Last Winter Was Colorado’s Least Deadly Avalanche Season In Decades

<p>(AP Photo/Brennan&nbsp;<span data-scayt-word="Linsley" data-scayt-lang="en_US">Linsley</span>)</p>
<p>The wind scours and redeposits snow in the Indian Peaks Wilderness, as seen from Eldora Mountain Resort, near Nederland, Colo., in February 2014. </p>
Photo: Indian Peaks Wilderness (AP Photo)
The wind scours and redeposits snow in the Indian Peaks Wilderness, as seen from Eldora Mountain Resort, near Nederland, Colo., in February 2014.

Only one person in Colorado was killed by an avalanche last winter, making it the least-deadly winter since 1997.

That’s despite 66 people being caught in snow slides, The Colorado Avalanche Information Center (CAIC) said in its annual report released this week. CAIC Director Ethan Greene attributed the low death toll to an increase in safety training and education. Greene said more than 7,000 people attended his center's Know Before You Go program last year.

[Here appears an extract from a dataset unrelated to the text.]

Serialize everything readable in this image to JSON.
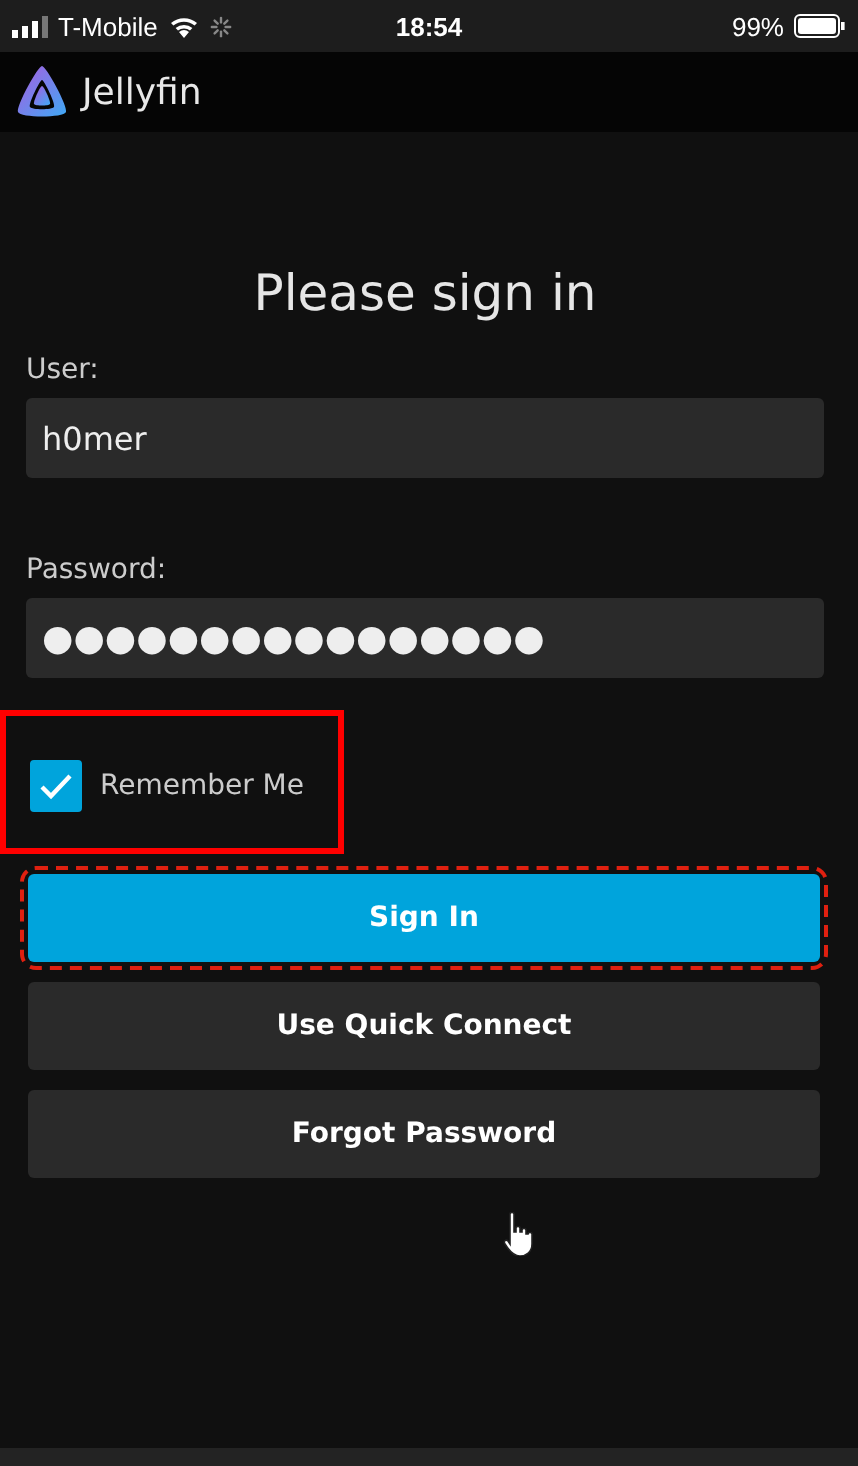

"This is just a short one-hour avalanche awareness presentation that helps get people to understand the dangers out there where they're likely to find them and how to avoid them," said Greene.

Greene said there are also more opportunities in Colorado to take in-depth avalanche courses. These typically last three days and are meant for people who spend a lot of time in the backcountry. The courses go over how to interpret the avalanche forecast, how they form and how to perform a rescue. Greene said these factors could be the reason so many lives were saved last year.

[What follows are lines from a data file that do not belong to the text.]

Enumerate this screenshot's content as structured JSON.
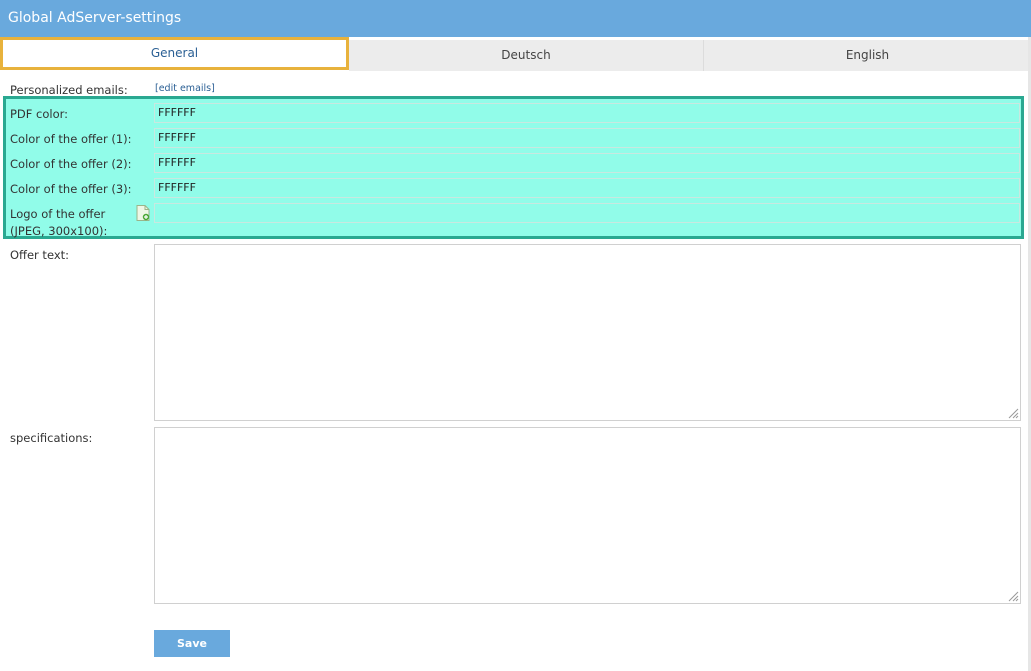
{
  "window": {
    "title": "Global AdServer-settings"
  },
  "tabs": [
    {
      "label": "General",
      "active": true
    },
    {
      "label": "Deutsch",
      "active": false
    },
    {
      "label": "English",
      "active": false
    }
  ],
  "form": {
    "personalized_emails_label": "Personalized emails:",
    "edit_emails_link": "[edit emails]",
    "pdf_color_label": "PDF color:",
    "pdf_color_value": "FFFFFF",
    "offer_color_1_label": "Color of the offer (1):",
    "offer_color_1_value": "FFFFFF",
    "offer_color_2_label": "Color of the offer (2):",
    "offer_color_2_value": "FFFFFF",
    "offer_color_3_label": "Color of the offer (3):",
    "offer_color_3_value": "FFFFFF",
    "logo_label_line1": "Logo of the offer",
    "logo_label_line2": "(JPEG, 300x100):",
    "logo_value": "",
    "offer_text_label": "Offer text:",
    "offer_text_value": "",
    "specifications_label": "specifications:",
    "specifications_value": "",
    "save_label": "Save"
  },
  "colors": {
    "header": "#69a9dd",
    "highlight_fill": "#91fce9",
    "highlight_border": "#2aa891",
    "active_tab_border": "#e8b23c"
  },
  "icons": {
    "upload": "file-upload-icon"
  }
}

"Those people had proper rescue equipment with them when they got into trouble,” said Greene. “And their companions knew how to use it and produce a really good outcome."

The essential pieces of equipment for those traveling in avalanche terrain, according to the CAIC, are a radio rescue beacon, a shovel and a probe pole. Another piece of equipment that’s growing in popularity among backcountry travelers is an avalanche airbag.

“This is a backpack that you’re carrying all your equipment in,” said Greene. “But it also has a safety device in it that inflates a large balloon if you get caught in an avalanche and tries to keep you on top of the flying snow.”

Last year’s record number doesn't necessarily indicate a trend. Greene said they’ve seen winters in the past with very few deaths that are followed by deadlier seasons. Even though this winter is off to a slow start, there have already been a number of human-triggered avalanches—but no fatalities so far.

“Fortunately, we haven’t had any serious injuries although we have had a couple pretty close calls this winter,” said Greene. “How the rest of this winter looks really depends on what happens with the snow.”

Greene said it’s very important to check the avalanche forecast before traveling in the backcountry.